I get an hour for lunch every day at work. That’s more than enough time to walk to one of the many inexpensive lunch places on 7th Avenue, eat in comfort, and take a walk around Chelsea. On a good day, I’ll even get over to Madison Square Park, by the Flatiron Building. It’s important to me to get out and walk around in the middle of the day. It clears my mind of all the stuff I have to do when I’m at my desk. It recharges, provides essential Vitamin D on sunny days, and helps undo the damage I’m doing to my body from sitting for hours on end. I usually do it right in the middle of my 9 to 5 work day.
Lunch is the fulcrum I balance my morning and afternoon work on. A low-tech dividing line (save for my iPhone and Kindle) between hours of HTML, Excel, and reams of emails. It’s easy to establish that sort of dividing line in my work life, mostly because I work a corporate stooge job. Trying to find a balance in my personal life between the things I want to get done, the things I need to get done, and the things I’d rather do (like aimlessly click around Reddit) is trickier. It’s why I hate working from home. The mental shift of being in a different space is enough to mostly silence my distraction-craving lizard brain that keeps me hitting ⌘-Tab every few minutes.

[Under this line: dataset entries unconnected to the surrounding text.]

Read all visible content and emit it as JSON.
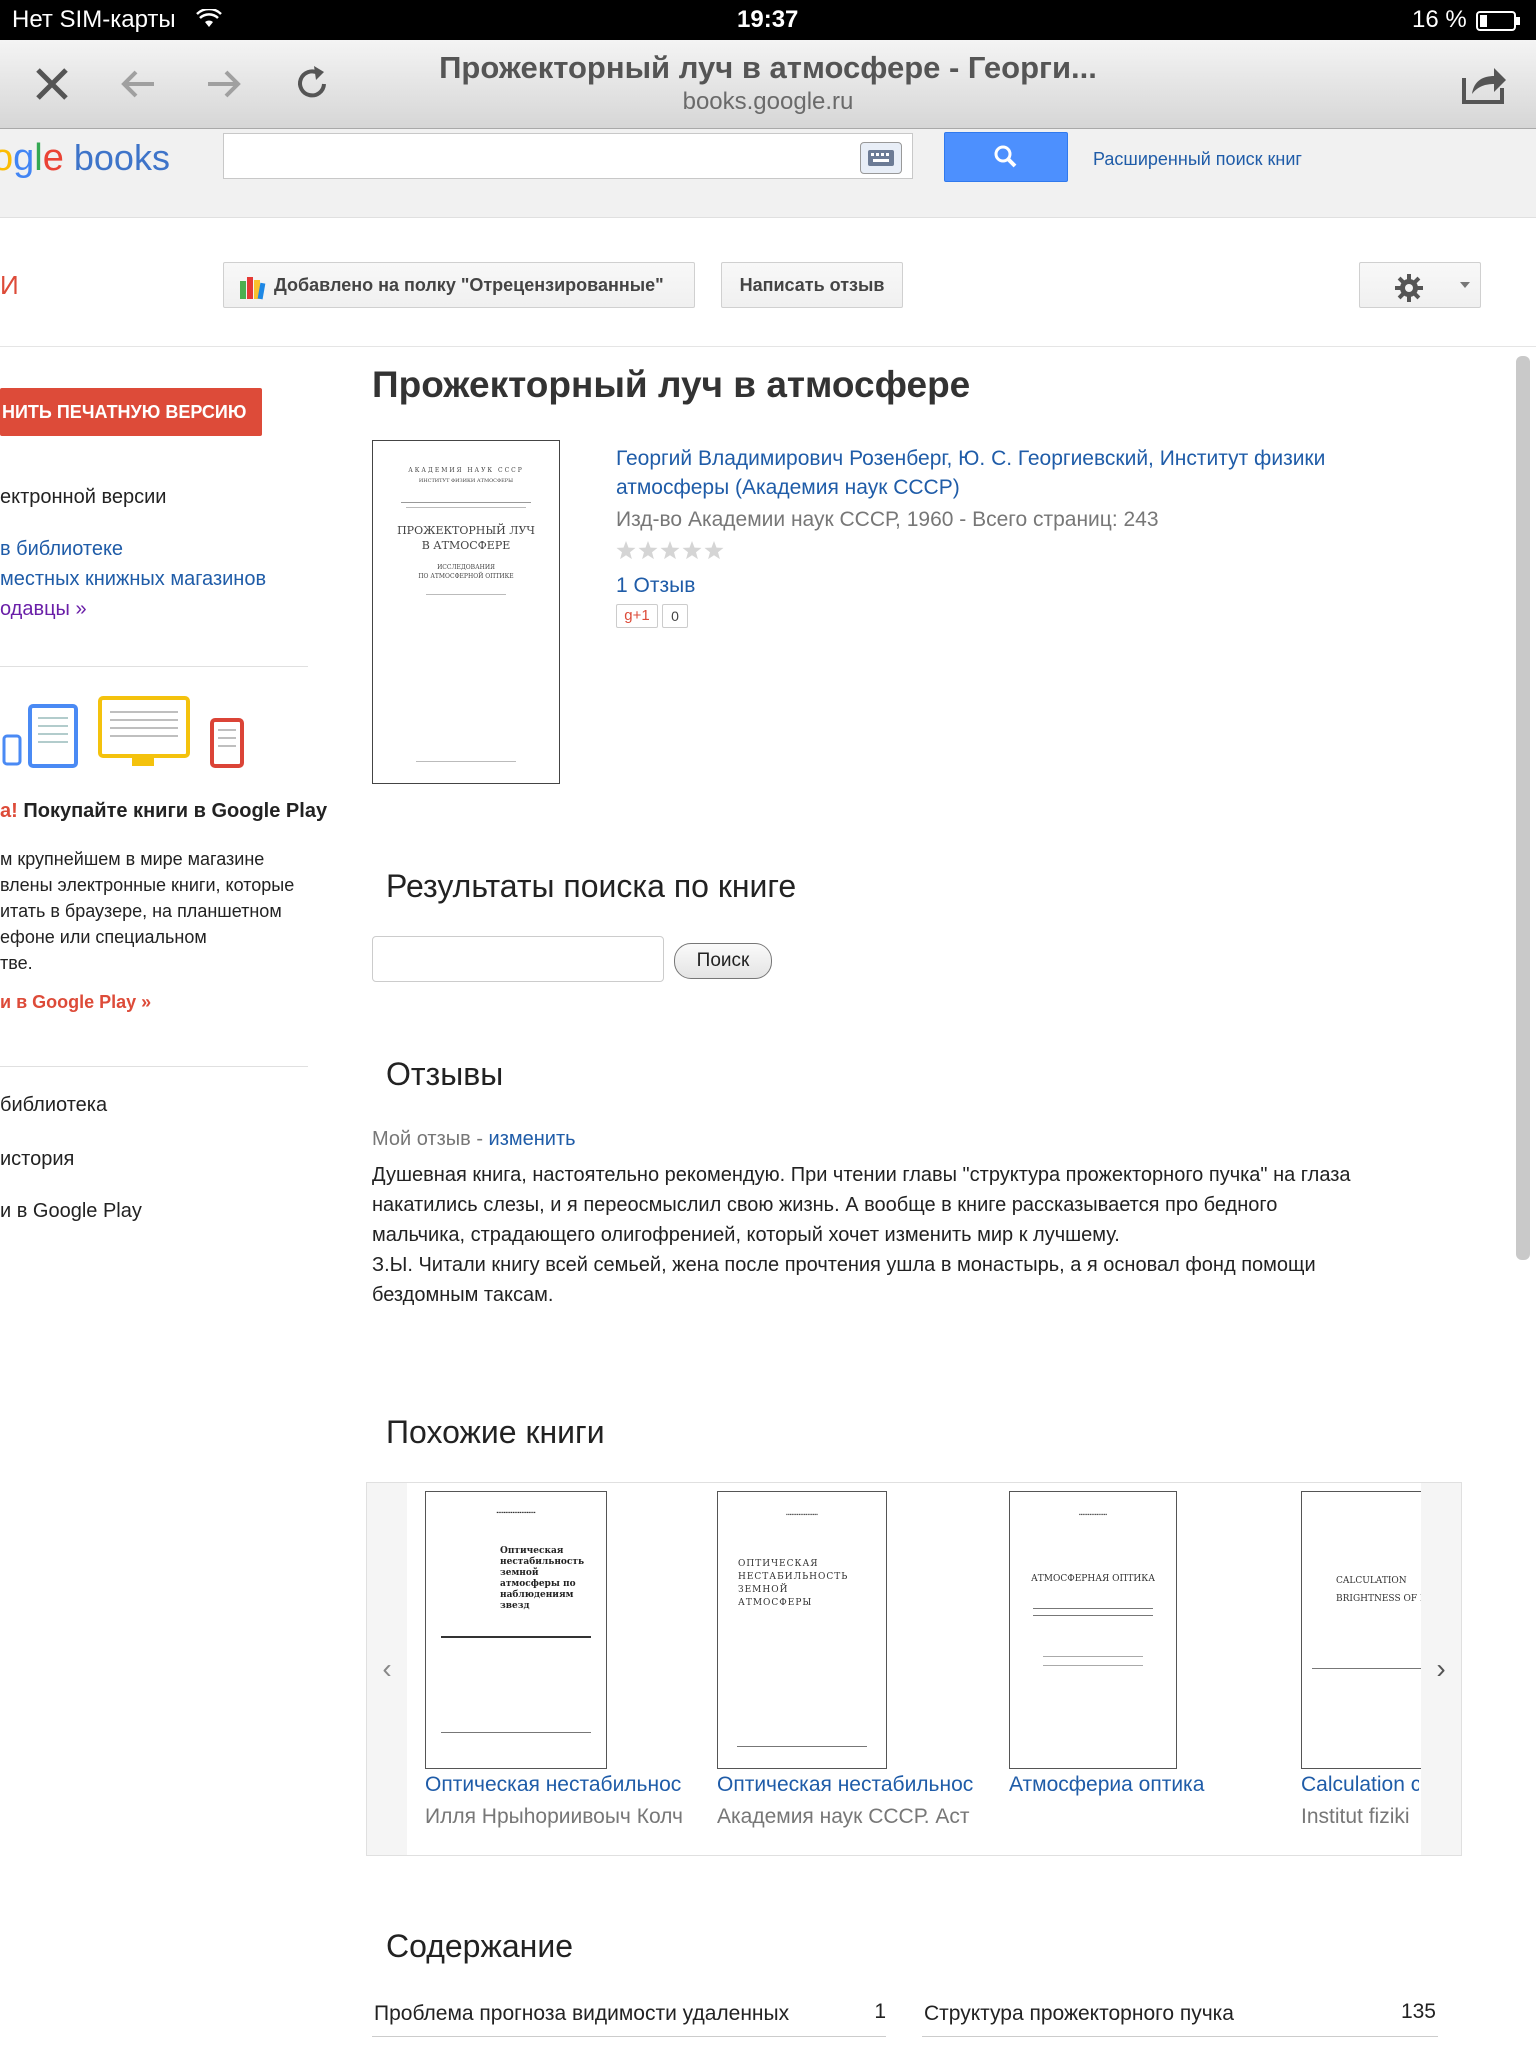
{
  "status_bar": {
    "carrier": "Нет SIM-карты",
    "time": "19:37",
    "battery": "16 %"
  },
  "browser": {
    "title": "Прожекторный луч в атмосфере - Георги...",
    "url": "books.google.ru"
  },
  "gb_header": {
    "logo_partial": "ogle",
    "logo_books": "books",
    "search_placeholder": "",
    "advanced_search": "Расширенный поиск книг"
  },
  "actions": {
    "left_partial": "И",
    "shelf_button": "Добавлено на полку \"Отрецензированные\"",
    "review_button": "Написать отзыв"
  },
  "sidebar": {
    "print_button": "НИТЬ ПЕЧАТНУЮ ВЕРСИЮ",
    "ebook_text": "ектронной версии",
    "library_link": "в библиотеке",
    "local_stores_link": "местных книжных магазинов",
    "sellers_link": "одавцы »",
    "promo_new": "а!",
    "promo_title": "Покупайте книги в Google Play",
    "promo_lines": [
      "м крупнейшем в мире магазине",
      "влены электронные книги, которые",
      "итать в браузере, на планшетном",
      "ефоне или специальном",
      "тве."
    ],
    "promo_link": "и в Google Play »",
    "nav": [
      "библиотека",
      "история",
      "и в Google Play"
    ]
  },
  "book": {
    "title": "Прожекторный луч в атмосфере",
    "cover_lines": [
      "АКАДЕМИЯ НАУК СССР",
      "ИНСТИТУТ ФИЗИКИ АТМОСФЕРЫ",
      "ПРОЖЕКТОРНЫЙ ЛУЧ",
      "В АТМОСФЕРЕ",
      "ИССЛЕДОВАНИЯ",
      "ПО АТМОСФЕРНОЙ ОПТИКЕ"
    ],
    "authors_line1": "Георгий Владимирович Розенберг, Ю. С. Георгиевский, Институт физики",
    "authors_line2": "атмосферы (Академия наук СССР)",
    "publisher": "Изд-во Академии наук СССР, 1960 - Всего страниц: 243",
    "rating": 0,
    "reviews_link": "1 Отзыв",
    "gplus": "g+1",
    "gplus_count": "0"
  },
  "search_in_book": {
    "heading": "Результаты поиска по книге",
    "button": "Поиск",
    "value": ""
  },
  "reviews": {
    "heading": "Отзывы",
    "my_review": "Мой отзыв",
    "separator": "-",
    "edit": "изменить",
    "text_lines": [
      "Душевная книга, настоятельно рекомендую. При чтении главы \"структура прожекторного пучка\" на глаза",
      "накатились слезы, и я переосмыслил свою жизнь. А вообще в книге рассказывается про бедного",
      "мальчика, страдающего олигофренией, который хочет изменить мир к лучшему.",
      "З.Ы. Читали книгу всей семьей, жена после прочтения ушла в монастырь, а я основал фонд помощи",
      "бездомным таксам."
    ]
  },
  "similar": {
    "heading": "Похожие книги",
    "prev": "‹",
    "next": "›",
    "books": [
      {
        "title": "Оптическая нестабильнос",
        "author": "Илля Нрыһориивоыч Колч",
        "cover": "Оптическая нестабильность земной атмосферы по наблюдениям звезд"
      },
      {
        "title": "Оптическая нестабильнос",
        "author": "Академия наук СССР. Аст",
        "cover": "ОПТИЧЕСКАЯ НЕСТАБИЛЬНОСТЬ ЗЕМНОЙ АТМОСФЕРЫ"
      },
      {
        "title": "Атмосфериа оптика",
        "author": "",
        "cover": "АТМОСФЕРНАЯ ОПТИКА"
      },
      {
        "title": "Calculation c",
        "author": "Institut fiziki",
        "cover": "CALCULATION BRIGHTNESS OF L"
      }
    ]
  },
  "toc": {
    "heading": "Содержание",
    "rows": [
      {
        "title": "Проблема прогноза видимости удаленных",
        "page": "1"
      },
      {
        "title": "Структура прожекторного пучка",
        "page": "135"
      }
    ]
  },
  "colors": {
    "accent_blue": "#4d90fe",
    "link": "#1f5ca8",
    "red_button": "#dd4b39"
  }
}
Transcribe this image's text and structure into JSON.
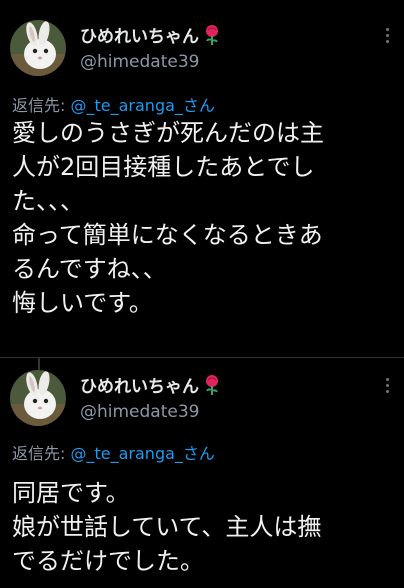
{
  "colors": {
    "background": "#000000",
    "text": "#e7e9ea",
    "secondary": "#8b98a5",
    "link": "#1d9bf0",
    "divider": "#2f3336"
  },
  "tweets": [
    {
      "display_name": "ひめれいちゃん",
      "name_emoji_icon": "rose-icon",
      "handle": "@himedate39",
      "reply_label": "返信先:",
      "reply_mention": "@_te_aranga_さん",
      "more_icon": "more-options-icon",
      "lines": [
        "愛しのうさぎが死んだのは主",
        "人が2回目接種したあとでし",
        "た、、、",
        "命って簡単になくなるときあ",
        "るんですね、、",
        "悔しいです。"
      ]
    },
    {
      "display_name": "ひめれいちゃん",
      "name_emoji_icon": "rose-icon",
      "handle": "@himedate39",
      "reply_label": "返信先:",
      "reply_mention": "@_te_aranga_さん",
      "more_icon": "more-options-icon",
      "lines": [
        "同居です。",
        "娘が世話していて、主人は撫",
        "でるだけでした。"
      ]
    }
  ]
}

I recently read Ben Hammersley’s Approaching the Future: 64 Things You Need to Know Now for Then. I enjoyed it, though it rehashed things I already knew. The last two chapters are the most important: “Just Enough Digital,” and “The Zen of Digital Living.” Both are about the movement among Old School Internet Users to do things in meatspace, establish limits to where and when they’re connected, and find a balance between digital and real life.
Speaking as a member of the second Internet generation, the one that missed out on BBSes and newsgroups, but was there for the late Wild West of the Web, I’ve hit the point where I need to learn how to do the same thing. My (slightly less than) three week social media sabbatical was meant to be part of that process. By spending time away from the stream of “other people’s moments,” I hoped that I could make some of my own. It didn’t work out, unless you count playing SimCity 4 and goofing off on the non-social web as “making moments.” I didn’t even get any good reading done. I didn’t break my dependence, I merely switched from one glowing teat to another. The idea was right, the motivation pure, but I stumbled on the execution.
Finding a balance doesn’t come unplugging from the ’net, or even just getting away from your desk for an hour. It comes from finding your own limits, and your own weaknesses. These are going to be different for everyone. If you’re distractible enough that you can’t get any sustained writing done unless you’re doing it longhand, or on a typewriter, go do that. If you work online, but are constantly tempted by pleasure surfing, install a blocker. And when any of these stop working, notice it, and find a way to fix it—or yourself. We’re only slaves to our technology if we let ourselves be.